*Exercise input*.
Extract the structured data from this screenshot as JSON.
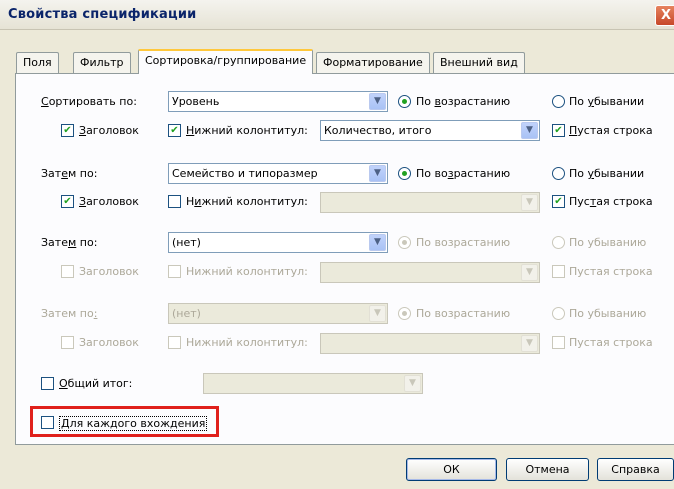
{
  "window": {
    "title": "Свойства спецификации",
    "close_glyph": "X"
  },
  "tabs": [
    {
      "label": "Поля"
    },
    {
      "label": "Фильтр"
    },
    {
      "label": "Сортировка/группирование",
      "active": true
    },
    {
      "label": "Форматирование"
    },
    {
      "label": "Внешний вид"
    }
  ],
  "rows": [
    {
      "label_pre": "",
      "label_u": "С",
      "label_post": "ортировать по:",
      "value": "Уровень",
      "asc_pre": "По ",
      "asc_u": "в",
      "asc_post": "озрастанию",
      "desc_pre": "По ",
      "desc_u": "у",
      "desc_post": "бывании",
      "header_pre": "",
      "header_u": "З",
      "header_post": "аголовок",
      "footer_pre": "",
      "footer_u": "Н",
      "footer_post": "ижний колонтитул:",
      "footer_value": "Количество, итого",
      "blank_pre": "",
      "blank_u": "П",
      "blank_post": "устая строка"
    },
    {
      "label_pre": "Зат",
      "label_u": "е",
      "label_post": "м по:",
      "value": "Семейство и типоразмер",
      "asc_pre": "По во",
      "asc_u": "з",
      "asc_post": "растанию",
      "desc_pre": "По ",
      "desc_u": "у",
      "desc_post": "бывании",
      "header_pre": "",
      "header_u": "З",
      "header_post": "аголовок",
      "footer_pre": "Н",
      "footer_u": "и",
      "footer_post": "жний колонтитул:",
      "footer_value": "",
      "blank_pre": "Пус",
      "blank_u": "т",
      "blank_post": "ая строка"
    },
    {
      "label_pre": "Зате",
      "label_u": "м",
      "label_post": " по:",
      "value": "(нет)",
      "asc": "По возрастанию",
      "desc": "По убыванию",
      "header": "Заголовок",
      "footer": "Нижний колонтитул:",
      "blank": "Пустая строка"
    },
    {
      "label_pre": "Затем по",
      "label_u": ":",
      "label_post": "",
      "value": "(нет)",
      "asc": "По возрастанию",
      "desc": "По убыванию",
      "header": "Заголовок",
      "footer": "Нижний колонтитул:",
      "blank": "Пустая строка"
    }
  ],
  "grand_total": {
    "label_pre": "",
    "label_u": "О",
    "label_post": "бщий итог:",
    "value": ""
  },
  "each_instance": {
    "label_pre": "",
    "label_u": "Д",
    "label_post": "ля каждого вхождения"
  },
  "buttons": {
    "ok": "ОК",
    "cancel": "Отмена",
    "help": "Справка"
  },
  "glyphs": {
    "check": "✔",
    "arrow": "▼"
  },
  "colors": {
    "highlight": "#e0201b",
    "active_tab": "#ffc83c",
    "check": "#21a121"
  }
}
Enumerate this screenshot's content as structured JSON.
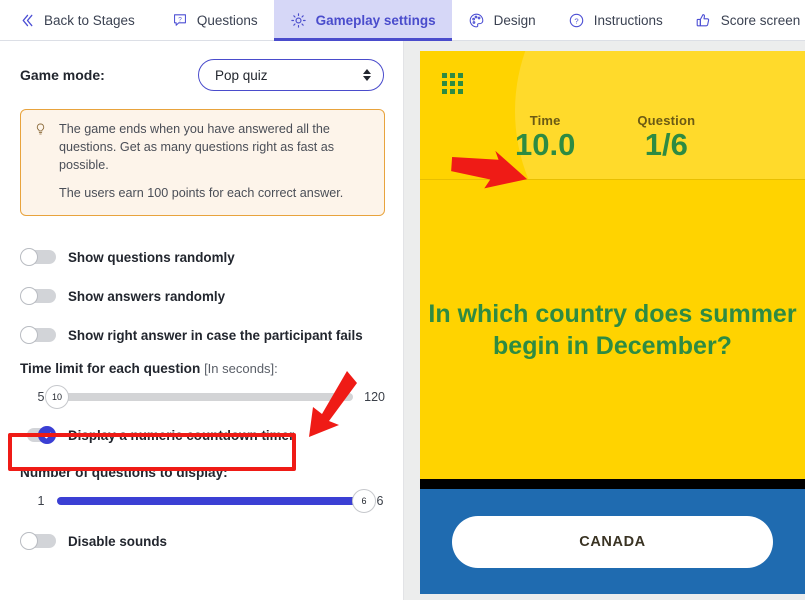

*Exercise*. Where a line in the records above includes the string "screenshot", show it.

*Exercise result*.
Extract the structured data from this screenshot as JSON.
Enumerate this screenshot's content as structured JSON.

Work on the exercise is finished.